The style is erudite, informative and fascinating and it illustrates the progress of the human race’s industrial and electronic development but what we need to remember today is that we are interdependent on each other for our survival. We need all types of people with varied skills. This is illustrated well in this novel.
The book is not just for readers interested in futuristic writing but also for the general reader as it explains the incredible inventions and progress achieved over the centuries. It certainly inspired me to research various topics including The Lost City of Atlantis and Nuclear Power.
Roland Hughes is an IT expert, which lends this fiction credibility.
George Orwell’s novel ‘1984’ is referenced. I believe that Roland Hughes’ novel should be considered as important as ‘1984’ and Aldous Huxley’s ‘Brave New World’. Highly recommended as a thought provoking and fascinating read.
John Smith is the last known survivor of the Microsoft Wars, which are not directly related to the Microsoft company we all know today. This book really makes you think about the future, but also makes you re-examine what we know of the past, for example, is Atlantis really a myth, or is it simply spoken history that has been distorted by time.
The story begins with a young reporter interviewing a man who lives in the bunker, which allowed him to survive the Microsoft Wars. One of the first things said to this young woman is that she has no frame of reference to ask any questions of the Microsoft Wars. This leads into a discussion of many things including nuclear power and subsequently, warfare. Religion is explained to Susan Krowley, the reporter, as well as many other things that no longer exist. She experiences a computer and telescope, first hand and becomes intrigued at the International Space Station.

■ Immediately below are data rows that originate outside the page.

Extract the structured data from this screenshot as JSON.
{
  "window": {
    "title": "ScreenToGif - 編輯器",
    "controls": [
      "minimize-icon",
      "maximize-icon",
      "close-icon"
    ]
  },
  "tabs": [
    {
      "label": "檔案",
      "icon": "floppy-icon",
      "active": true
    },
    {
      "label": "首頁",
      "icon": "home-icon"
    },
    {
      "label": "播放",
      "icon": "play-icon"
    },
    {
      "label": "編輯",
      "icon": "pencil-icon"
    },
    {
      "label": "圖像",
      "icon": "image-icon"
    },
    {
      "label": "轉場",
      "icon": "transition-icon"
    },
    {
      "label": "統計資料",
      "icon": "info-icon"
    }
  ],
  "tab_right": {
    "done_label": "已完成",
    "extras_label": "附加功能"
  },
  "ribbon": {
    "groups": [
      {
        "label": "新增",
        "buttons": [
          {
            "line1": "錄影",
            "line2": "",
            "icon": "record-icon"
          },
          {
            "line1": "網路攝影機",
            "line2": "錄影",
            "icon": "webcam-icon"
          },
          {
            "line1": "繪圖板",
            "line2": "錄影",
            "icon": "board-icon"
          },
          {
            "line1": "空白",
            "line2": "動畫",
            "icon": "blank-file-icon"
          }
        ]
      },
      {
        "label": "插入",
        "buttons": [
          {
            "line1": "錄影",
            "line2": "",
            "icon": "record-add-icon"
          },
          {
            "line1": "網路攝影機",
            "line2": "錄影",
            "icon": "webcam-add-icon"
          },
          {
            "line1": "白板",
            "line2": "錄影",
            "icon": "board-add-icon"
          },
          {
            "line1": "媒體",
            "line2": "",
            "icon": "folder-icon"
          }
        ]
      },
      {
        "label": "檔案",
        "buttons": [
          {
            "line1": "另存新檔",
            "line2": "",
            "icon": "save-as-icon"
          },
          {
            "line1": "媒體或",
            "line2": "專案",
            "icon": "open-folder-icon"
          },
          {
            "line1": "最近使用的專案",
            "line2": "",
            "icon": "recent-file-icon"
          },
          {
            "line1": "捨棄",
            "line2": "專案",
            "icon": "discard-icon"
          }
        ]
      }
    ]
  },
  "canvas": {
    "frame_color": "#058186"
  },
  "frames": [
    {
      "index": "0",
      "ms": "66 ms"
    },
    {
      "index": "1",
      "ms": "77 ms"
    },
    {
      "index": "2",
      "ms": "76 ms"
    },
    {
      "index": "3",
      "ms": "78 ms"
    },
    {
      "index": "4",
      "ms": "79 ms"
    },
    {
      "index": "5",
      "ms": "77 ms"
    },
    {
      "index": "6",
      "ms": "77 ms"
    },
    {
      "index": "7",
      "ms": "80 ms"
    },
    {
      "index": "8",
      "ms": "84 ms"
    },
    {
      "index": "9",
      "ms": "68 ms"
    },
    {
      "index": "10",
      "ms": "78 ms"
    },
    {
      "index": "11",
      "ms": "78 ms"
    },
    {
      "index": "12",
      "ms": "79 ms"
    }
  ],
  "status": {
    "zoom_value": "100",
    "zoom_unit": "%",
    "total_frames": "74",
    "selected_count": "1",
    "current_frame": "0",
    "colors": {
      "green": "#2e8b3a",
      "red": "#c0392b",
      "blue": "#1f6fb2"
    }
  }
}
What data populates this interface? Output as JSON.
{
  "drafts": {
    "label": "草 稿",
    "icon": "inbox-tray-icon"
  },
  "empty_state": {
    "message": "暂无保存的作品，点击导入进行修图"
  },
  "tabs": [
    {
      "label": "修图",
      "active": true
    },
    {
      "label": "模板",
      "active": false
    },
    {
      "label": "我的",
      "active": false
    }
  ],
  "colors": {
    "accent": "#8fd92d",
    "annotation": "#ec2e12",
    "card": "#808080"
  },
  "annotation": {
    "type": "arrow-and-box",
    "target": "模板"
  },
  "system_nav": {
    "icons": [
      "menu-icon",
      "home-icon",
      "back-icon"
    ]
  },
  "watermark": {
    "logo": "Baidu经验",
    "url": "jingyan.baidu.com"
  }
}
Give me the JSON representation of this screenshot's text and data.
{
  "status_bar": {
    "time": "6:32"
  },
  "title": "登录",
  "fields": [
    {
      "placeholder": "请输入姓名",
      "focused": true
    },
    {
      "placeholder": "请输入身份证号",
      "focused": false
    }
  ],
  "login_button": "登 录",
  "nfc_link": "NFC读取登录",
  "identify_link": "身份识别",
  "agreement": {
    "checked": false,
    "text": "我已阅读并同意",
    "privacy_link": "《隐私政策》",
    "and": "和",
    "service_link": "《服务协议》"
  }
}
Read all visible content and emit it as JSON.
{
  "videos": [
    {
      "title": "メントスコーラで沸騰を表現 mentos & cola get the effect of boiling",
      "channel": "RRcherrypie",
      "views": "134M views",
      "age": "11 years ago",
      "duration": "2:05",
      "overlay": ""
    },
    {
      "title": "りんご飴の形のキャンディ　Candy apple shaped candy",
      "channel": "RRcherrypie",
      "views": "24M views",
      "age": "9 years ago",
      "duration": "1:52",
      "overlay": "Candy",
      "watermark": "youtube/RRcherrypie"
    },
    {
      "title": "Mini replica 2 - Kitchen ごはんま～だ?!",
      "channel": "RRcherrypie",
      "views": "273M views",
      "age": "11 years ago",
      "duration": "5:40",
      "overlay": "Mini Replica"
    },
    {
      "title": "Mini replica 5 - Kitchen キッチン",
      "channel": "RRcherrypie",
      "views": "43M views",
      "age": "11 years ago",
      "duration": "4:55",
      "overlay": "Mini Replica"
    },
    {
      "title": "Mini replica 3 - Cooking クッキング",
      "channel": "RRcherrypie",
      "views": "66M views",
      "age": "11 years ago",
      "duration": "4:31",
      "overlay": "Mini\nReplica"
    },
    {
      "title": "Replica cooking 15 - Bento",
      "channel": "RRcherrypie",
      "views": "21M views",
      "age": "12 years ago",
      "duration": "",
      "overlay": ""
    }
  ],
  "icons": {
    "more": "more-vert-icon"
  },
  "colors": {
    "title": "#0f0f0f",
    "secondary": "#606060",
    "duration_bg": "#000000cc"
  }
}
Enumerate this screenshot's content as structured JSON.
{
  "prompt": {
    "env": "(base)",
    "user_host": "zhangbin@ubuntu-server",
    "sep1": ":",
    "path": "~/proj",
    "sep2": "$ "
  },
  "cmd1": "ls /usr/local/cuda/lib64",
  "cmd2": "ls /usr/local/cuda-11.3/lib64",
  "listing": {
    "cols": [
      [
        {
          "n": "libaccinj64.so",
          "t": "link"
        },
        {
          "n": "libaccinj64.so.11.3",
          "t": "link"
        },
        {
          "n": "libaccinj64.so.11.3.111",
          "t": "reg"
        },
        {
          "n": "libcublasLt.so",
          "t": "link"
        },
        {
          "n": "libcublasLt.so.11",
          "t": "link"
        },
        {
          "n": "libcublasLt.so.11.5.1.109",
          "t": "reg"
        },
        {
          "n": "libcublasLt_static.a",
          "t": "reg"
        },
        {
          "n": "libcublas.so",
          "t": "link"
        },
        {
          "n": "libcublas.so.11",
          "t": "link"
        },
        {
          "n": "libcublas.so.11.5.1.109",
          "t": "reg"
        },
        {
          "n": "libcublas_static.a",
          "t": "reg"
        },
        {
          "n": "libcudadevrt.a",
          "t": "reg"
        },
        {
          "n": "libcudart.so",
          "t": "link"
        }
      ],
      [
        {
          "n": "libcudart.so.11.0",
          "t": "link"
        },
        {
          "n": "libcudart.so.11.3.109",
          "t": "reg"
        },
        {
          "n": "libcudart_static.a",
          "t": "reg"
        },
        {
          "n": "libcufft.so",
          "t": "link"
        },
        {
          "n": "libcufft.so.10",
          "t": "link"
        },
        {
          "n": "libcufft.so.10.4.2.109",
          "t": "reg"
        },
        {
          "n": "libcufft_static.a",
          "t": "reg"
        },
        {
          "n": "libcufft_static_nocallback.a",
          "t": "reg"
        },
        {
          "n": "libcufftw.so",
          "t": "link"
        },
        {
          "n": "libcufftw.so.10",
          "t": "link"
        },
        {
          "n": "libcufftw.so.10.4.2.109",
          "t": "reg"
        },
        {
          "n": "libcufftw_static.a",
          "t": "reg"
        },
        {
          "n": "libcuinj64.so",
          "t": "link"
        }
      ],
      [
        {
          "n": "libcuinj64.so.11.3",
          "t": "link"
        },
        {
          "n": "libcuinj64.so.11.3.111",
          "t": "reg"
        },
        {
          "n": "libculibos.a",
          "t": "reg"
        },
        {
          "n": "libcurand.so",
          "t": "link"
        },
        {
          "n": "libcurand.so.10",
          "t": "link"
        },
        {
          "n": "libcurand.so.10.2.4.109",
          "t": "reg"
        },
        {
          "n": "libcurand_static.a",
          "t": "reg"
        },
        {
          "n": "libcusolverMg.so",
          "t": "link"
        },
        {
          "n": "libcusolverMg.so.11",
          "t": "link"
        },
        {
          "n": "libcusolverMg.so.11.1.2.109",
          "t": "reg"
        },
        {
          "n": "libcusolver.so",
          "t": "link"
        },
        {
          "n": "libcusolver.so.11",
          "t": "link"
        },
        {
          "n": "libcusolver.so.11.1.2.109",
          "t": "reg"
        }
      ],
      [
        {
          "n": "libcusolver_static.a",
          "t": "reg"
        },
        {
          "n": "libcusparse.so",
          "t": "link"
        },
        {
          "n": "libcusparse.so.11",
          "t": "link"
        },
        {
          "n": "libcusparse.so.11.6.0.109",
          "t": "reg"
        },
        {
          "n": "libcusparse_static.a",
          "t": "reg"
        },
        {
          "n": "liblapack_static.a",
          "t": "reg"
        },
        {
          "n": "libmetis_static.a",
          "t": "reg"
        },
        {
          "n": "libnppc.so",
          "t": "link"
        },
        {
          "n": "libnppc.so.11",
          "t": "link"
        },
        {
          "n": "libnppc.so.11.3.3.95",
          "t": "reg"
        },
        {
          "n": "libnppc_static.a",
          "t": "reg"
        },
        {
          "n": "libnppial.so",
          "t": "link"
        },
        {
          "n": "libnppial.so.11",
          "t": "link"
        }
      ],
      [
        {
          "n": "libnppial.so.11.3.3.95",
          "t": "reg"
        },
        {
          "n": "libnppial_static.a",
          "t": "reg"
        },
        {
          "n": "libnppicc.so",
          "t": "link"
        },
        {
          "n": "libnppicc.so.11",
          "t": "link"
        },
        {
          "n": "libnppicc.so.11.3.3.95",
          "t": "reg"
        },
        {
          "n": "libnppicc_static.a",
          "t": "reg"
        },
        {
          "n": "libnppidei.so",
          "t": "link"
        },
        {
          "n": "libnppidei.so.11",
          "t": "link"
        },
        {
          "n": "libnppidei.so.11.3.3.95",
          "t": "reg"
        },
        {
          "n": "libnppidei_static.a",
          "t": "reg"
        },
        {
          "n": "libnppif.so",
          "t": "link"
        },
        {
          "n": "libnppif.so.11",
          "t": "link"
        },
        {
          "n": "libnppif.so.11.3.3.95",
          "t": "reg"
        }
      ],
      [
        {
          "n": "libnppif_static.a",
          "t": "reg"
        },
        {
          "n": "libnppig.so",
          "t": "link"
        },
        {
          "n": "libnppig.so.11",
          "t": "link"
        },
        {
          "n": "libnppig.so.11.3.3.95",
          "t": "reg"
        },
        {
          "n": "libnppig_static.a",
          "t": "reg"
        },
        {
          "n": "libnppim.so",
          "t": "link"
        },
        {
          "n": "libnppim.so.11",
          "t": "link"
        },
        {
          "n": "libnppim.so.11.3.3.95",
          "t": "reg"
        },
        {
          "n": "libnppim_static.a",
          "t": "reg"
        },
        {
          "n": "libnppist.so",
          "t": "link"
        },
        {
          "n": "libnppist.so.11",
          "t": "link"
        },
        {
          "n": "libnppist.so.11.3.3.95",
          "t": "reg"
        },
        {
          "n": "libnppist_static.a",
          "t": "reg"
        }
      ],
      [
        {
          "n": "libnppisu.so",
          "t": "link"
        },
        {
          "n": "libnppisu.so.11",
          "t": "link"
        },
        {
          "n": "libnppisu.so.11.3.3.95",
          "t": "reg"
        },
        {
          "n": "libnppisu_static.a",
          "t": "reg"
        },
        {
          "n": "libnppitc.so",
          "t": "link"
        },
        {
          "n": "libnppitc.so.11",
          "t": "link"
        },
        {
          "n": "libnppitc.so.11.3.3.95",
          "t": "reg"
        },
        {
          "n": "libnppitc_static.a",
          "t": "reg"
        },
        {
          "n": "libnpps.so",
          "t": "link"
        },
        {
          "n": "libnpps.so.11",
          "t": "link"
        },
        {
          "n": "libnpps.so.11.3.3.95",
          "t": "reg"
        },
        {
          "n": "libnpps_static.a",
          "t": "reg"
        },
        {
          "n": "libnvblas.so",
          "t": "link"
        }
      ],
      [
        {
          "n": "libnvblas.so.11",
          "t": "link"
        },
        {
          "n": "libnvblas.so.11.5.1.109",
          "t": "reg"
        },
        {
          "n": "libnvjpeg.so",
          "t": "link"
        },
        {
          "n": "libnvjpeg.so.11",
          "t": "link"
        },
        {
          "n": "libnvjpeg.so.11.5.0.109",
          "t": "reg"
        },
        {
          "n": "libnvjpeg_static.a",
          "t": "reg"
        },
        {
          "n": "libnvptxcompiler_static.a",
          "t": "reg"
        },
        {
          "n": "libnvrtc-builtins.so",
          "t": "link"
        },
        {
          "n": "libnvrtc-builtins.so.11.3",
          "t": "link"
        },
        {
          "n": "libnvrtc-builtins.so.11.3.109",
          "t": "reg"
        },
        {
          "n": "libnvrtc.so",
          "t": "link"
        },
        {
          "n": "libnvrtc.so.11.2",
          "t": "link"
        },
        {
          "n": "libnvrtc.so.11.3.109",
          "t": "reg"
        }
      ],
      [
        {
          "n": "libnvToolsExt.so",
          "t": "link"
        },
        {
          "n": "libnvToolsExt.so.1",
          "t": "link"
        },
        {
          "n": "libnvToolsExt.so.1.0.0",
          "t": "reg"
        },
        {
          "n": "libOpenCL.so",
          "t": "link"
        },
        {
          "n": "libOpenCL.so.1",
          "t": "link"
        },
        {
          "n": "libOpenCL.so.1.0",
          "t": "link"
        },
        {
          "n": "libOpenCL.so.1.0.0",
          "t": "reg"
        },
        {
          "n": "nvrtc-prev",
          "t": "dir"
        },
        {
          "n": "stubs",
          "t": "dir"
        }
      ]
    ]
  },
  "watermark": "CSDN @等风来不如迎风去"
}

Roland Hughes spins a very diverse tale, which makes you think about the world around you in a new way. You will find yourself questioning just how many times humans have began what he calls a cycle. Our history shows proof of things like aqueducts in history, and then they vanished only to be re- invented decades later. Hughes suggests that this is more common than we realize, the point is driven home by many small things that we no longer know who created. Hughes points out many times how history is lost through the character of John Smith. Smith has spent most of his life in a bunker surrounded by knowledge, which is practically useless. The technology to read many of the devices is gone and the books are slowly being destroyed by time. Other factors can destroy said books much faster, such as a fire. Stone is portrayed as the best way to retain knowledge, but even then, it can be rendered useless as it has been in the Pyramids in Egypt due to the languages used being erased from the Earth.
This is a publication that makes you think, it is a very enjoyable read for those that enjoy science fiction and tales of things that may just be true. As I began the book I thought I would find the interview style annoying to read, but I was sucked in within a few pages. There are points in the story that are slow to progress while John Smith repeats a history lesson, but this is needed for those that may not know it. My favorite part of the book is one of the last statements in which John Smith once again points out the difference between a reporter and journalist by telling Susan Krowley “A journalist would have asked who my grandfather was, where he came from and why he was so proud of his bloodline”. It is one line that tells you the story is just a myth, however as John Smith says many times “Myth that became legend that became reality.” just because it is a myth now does not mean it will never be reality.
Darcie Martin Pacific Book Review